The problem -> Scan the entries below for the string "title" and copy every line where it turns up.

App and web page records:
*** Block opens ***

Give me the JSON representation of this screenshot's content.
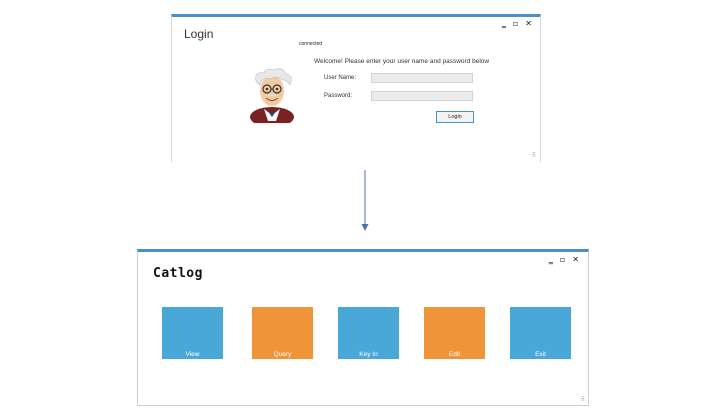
{
  "login_window": {
    "title": "Login",
    "status": "connected",
    "welcome": "Welcome! Please enter your user name and password below",
    "username_label": "User Name:",
    "username_value": "",
    "password_label": "Password:",
    "password_value": "",
    "login_button": "Login",
    "controls": {
      "minimize": "‗",
      "maximize": "▫",
      "close": "✕"
    },
    "avatar_icon": "professor-avatar-icon"
  },
  "catlog_window": {
    "title": "Catlog",
    "controls": {
      "minimize": "‗",
      "maximize": "▫",
      "close": "✕"
    },
    "tiles": [
      {
        "label": "View",
        "color": "#4aa8d8"
      },
      {
        "label": "Query",
        "color": "#f0943a"
      },
      {
        "label": "Key In",
        "color": "#4aa8d8"
      },
      {
        "label": "Edit",
        "color": "#f0943a"
      },
      {
        "label": "Exit",
        "color": "#4aa8d8"
      }
    ]
  },
  "colors": {
    "accent": "#4a90c8",
    "tile_blue": "#4aa8d8",
    "tile_orange": "#f0943a"
  }
}
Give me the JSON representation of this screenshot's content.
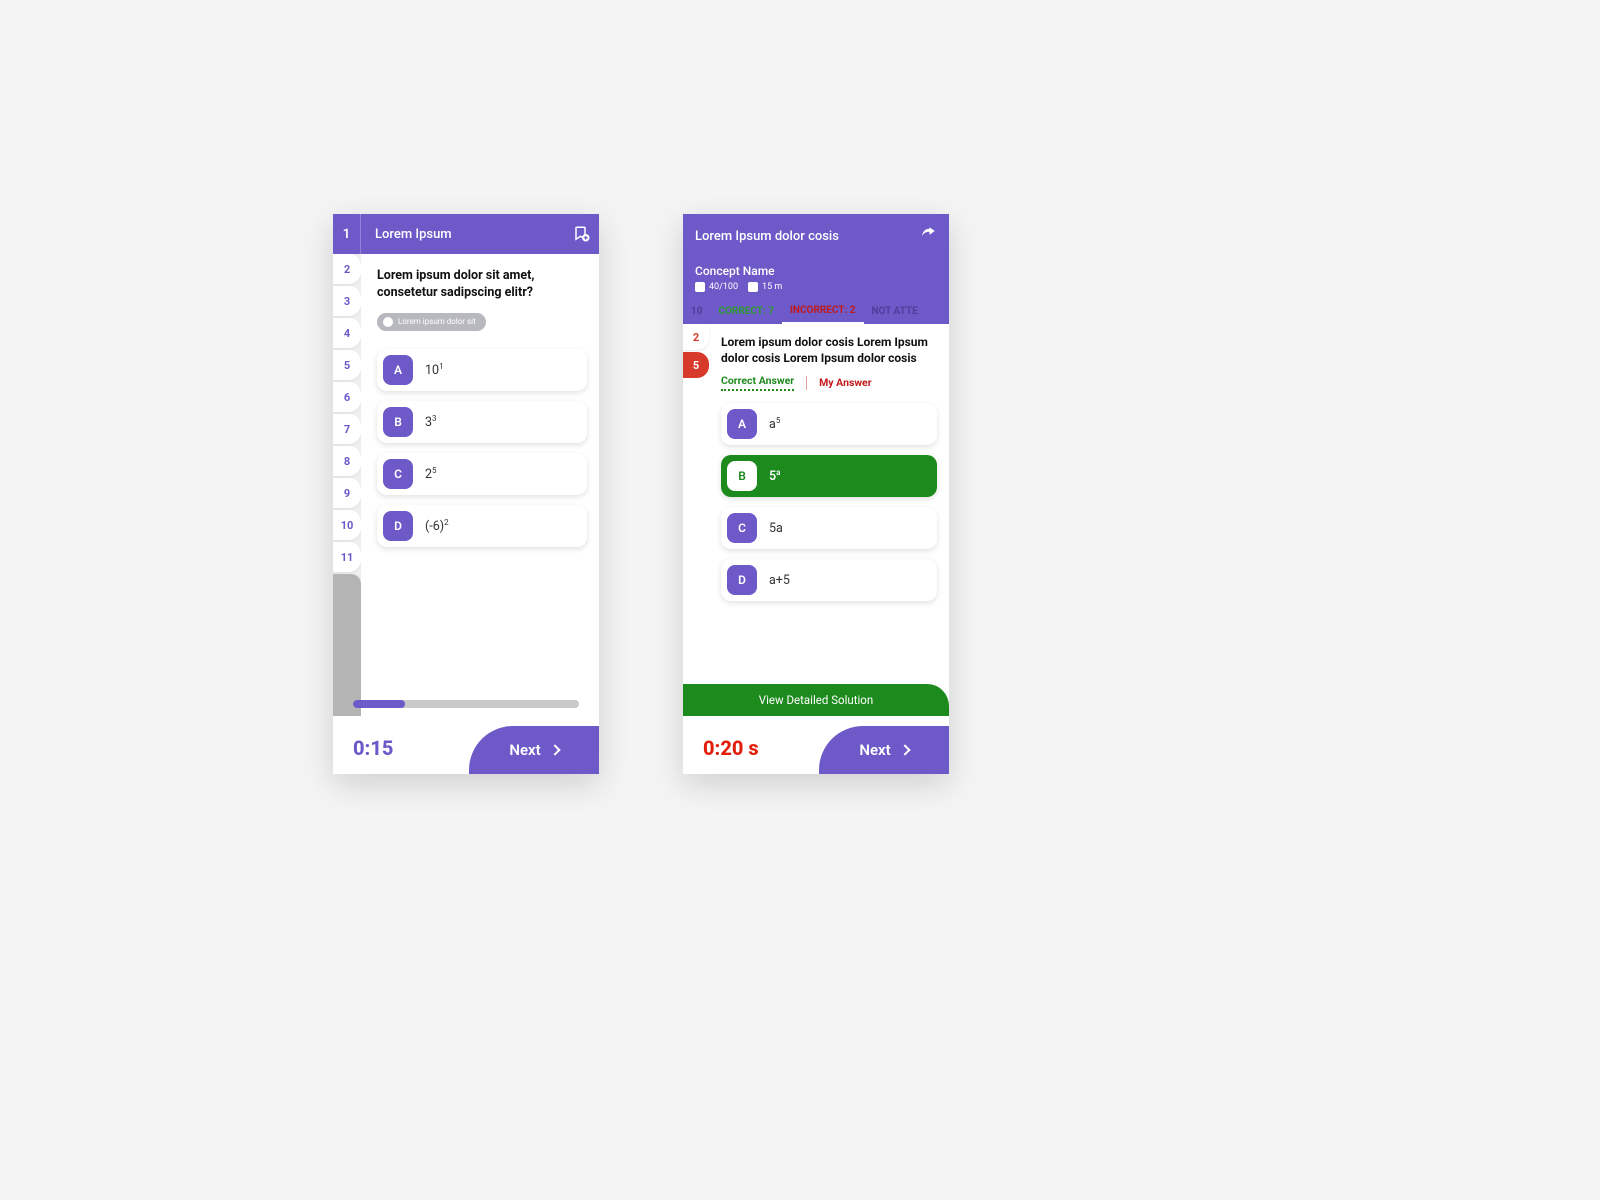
{
  "colors": {
    "primary": "#6d59c8",
    "green": "#1d8a1d",
    "red": "#d73a2a"
  },
  "quiz_screen": {
    "current_number": "1",
    "title": "Lorem Ipsum",
    "question_numbers": [
      "2",
      "3",
      "4",
      "5",
      "6",
      "7",
      "8",
      "9",
      "10",
      "11"
    ],
    "question_text": "Lorem ipsum dolor sit amet, consetetur sadipscing elitr?",
    "hint_chip": "Lorem ipsum dolor sit",
    "options": [
      {
        "letter": "A",
        "value": "10",
        "sup": "1"
      },
      {
        "letter": "B",
        "value": "3",
        "sup": "3"
      },
      {
        "letter": "C",
        "value": "2",
        "sup": "5"
      },
      {
        "letter": "D",
        "value": "(-6)",
        "sup": "2"
      }
    ],
    "progress_percent": 23,
    "timer": "0:15",
    "next_label": "Next"
  },
  "review_screen": {
    "title": "Lorem Ipsum dolor cosis",
    "concept_label": "Concept Name",
    "score": "40/100",
    "duration": "15 m",
    "stats_tabs": {
      "left_partial": "10",
      "correct": "CORRECT: 7",
      "incorrect": "INCORRECT: 2",
      "not_attempted": "NOT ATTE"
    },
    "red_tabs": [
      "2",
      "5"
    ],
    "question_text": "Lorem ipsum dolor cosis Lorem Ipsum dolor cosis Lorem Ipsum dolor cosis",
    "answer_tabs": {
      "correct": "Correct Answer",
      "mine": "My Answer"
    },
    "options": [
      {
        "letter": "A",
        "value": "a",
        "sup": "5",
        "correct": false
      },
      {
        "letter": "B",
        "value": "5",
        "sup": "a",
        "correct": true
      },
      {
        "letter": "C",
        "value": "5a",
        "sup": "",
        "correct": false
      },
      {
        "letter": "D",
        "value": "a+5",
        "sup": "",
        "correct": false
      }
    ],
    "solution_label": "View Detailed Solution",
    "timer": "0:20 s",
    "next_label": "Next"
  }
}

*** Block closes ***

Answer space ->
    "title": "Login",
    "title": "Catlog",
    "title": "Lorem Ipsum",
    "title": "Lorem Ipsum dolor cosis",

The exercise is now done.